Industrialisation and forced sterilisation programmes may be some reasons for the trend
Growth of population in Chhattisgarh’s Naxalite-hit areas like Bijapur and Dantewada has seen a sharp decline and the number of people residing in Raipur, the capital of the state, has increased rapidly, according to the recently-released census figures of 2011 for the state.
According to a few experts, the trend can be attributed to decrease in livelihood opportunities (caused by deforestation) and counter-insurgency operations resulting in large-scale migration out of the Naxalite and tribal belt of Chhattisgarh.
The figures suggest that districts like Bijapur, Nanarayanpur, Kankar, Dhantar, Dantewada, Bastar, Koriya, Sarguja and Korbahave witnessed a sharp decrease in the growth rate of population in the last three decades. Out of these, population numbers in Bijapur, Koriya and Dhantar have seen maximum decline.
In Bijapur, the population growth rate in 1991 was 32.10 per cent which reduced to 19.30 per cent in 2001 and declined further to 8.78 per cent in 2011. The figures for Koriya stand at 30.15 per cent in 1991, 17.09 per cent in 2001 and 12.38 per cent in 2011. Check out the table below to see the decline in various districts in the belt:
|District||Census year||Decreasing rate of population growth (in %)|
|Uttar Bastar Kanker||1991||23.67|
|Dakshin Bastar, Dantewada||1991||17.6|
A study conducted by Nandini Sundar, a Delhi-based academician, showed that more than 47,000 people from villages of districts of Dantewada, Bijapur and Sukma were evacuated and forced to live in relief camps. “Around 644 villages were forcefully evacuated in harsher times,” added Sundar who also hinted at misuse of family planning programmes and forced sterilisation becoming a norm in those areas.
Another academician and human rights activist, Bela Bhatia, blamed the counter insurgency operations like Salwa Judum for displacement and large-scale migration from conflict-affected zones.
On the condition of anonymity, a health activist working for a decade among tribals said, “Laparoscopic sterilisation is being forced on poor population and reports of people dying in sterilisation camps are common.”
Anurag Modi, a Madhya Pradesh-based tribal activist, blamed the trend to human trafficking. “Disappearance of a large number of tribal girls, who are either abducted or sold in states like Haryana which has poor sex ratio, could be another kind of forced migration, he said.
We are a voice to you; you have been a support to us. Together we build journalism that is independent, credible and fearless.
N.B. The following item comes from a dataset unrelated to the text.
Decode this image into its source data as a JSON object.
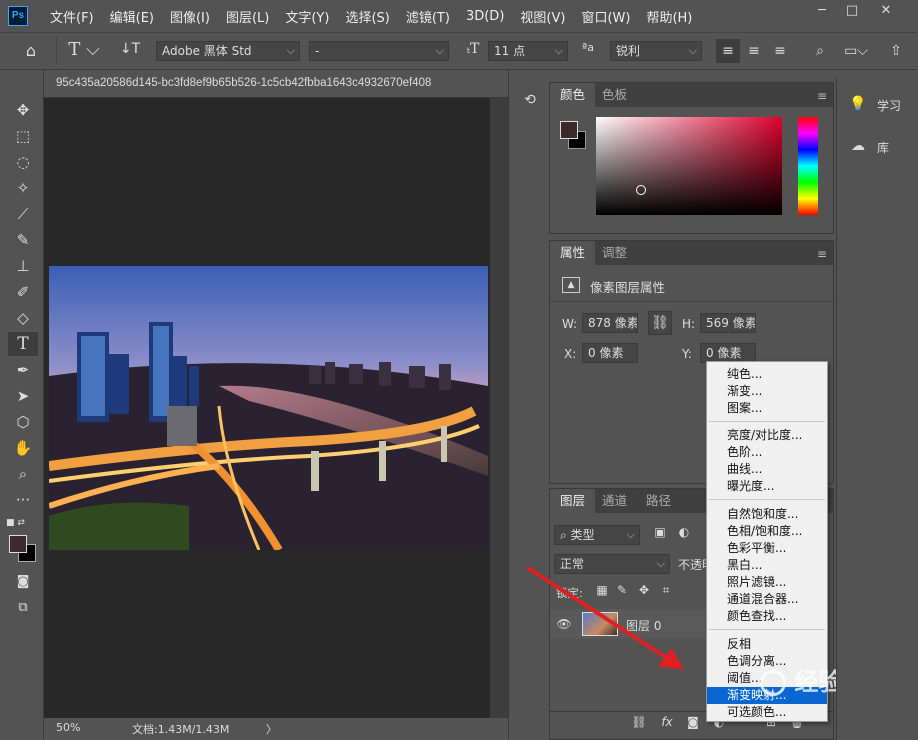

You can further help us by making a donation. This will mean a lot for our ability to bring you news, perspectives and analysis from the ground so that we can make change together.
Comments are moderated and will be published only after the site moderator’s approval. Please use a genuine email ID and provide your name. Selected comments may also be used in the ‘Letters’ section of the Down To Earth print edition.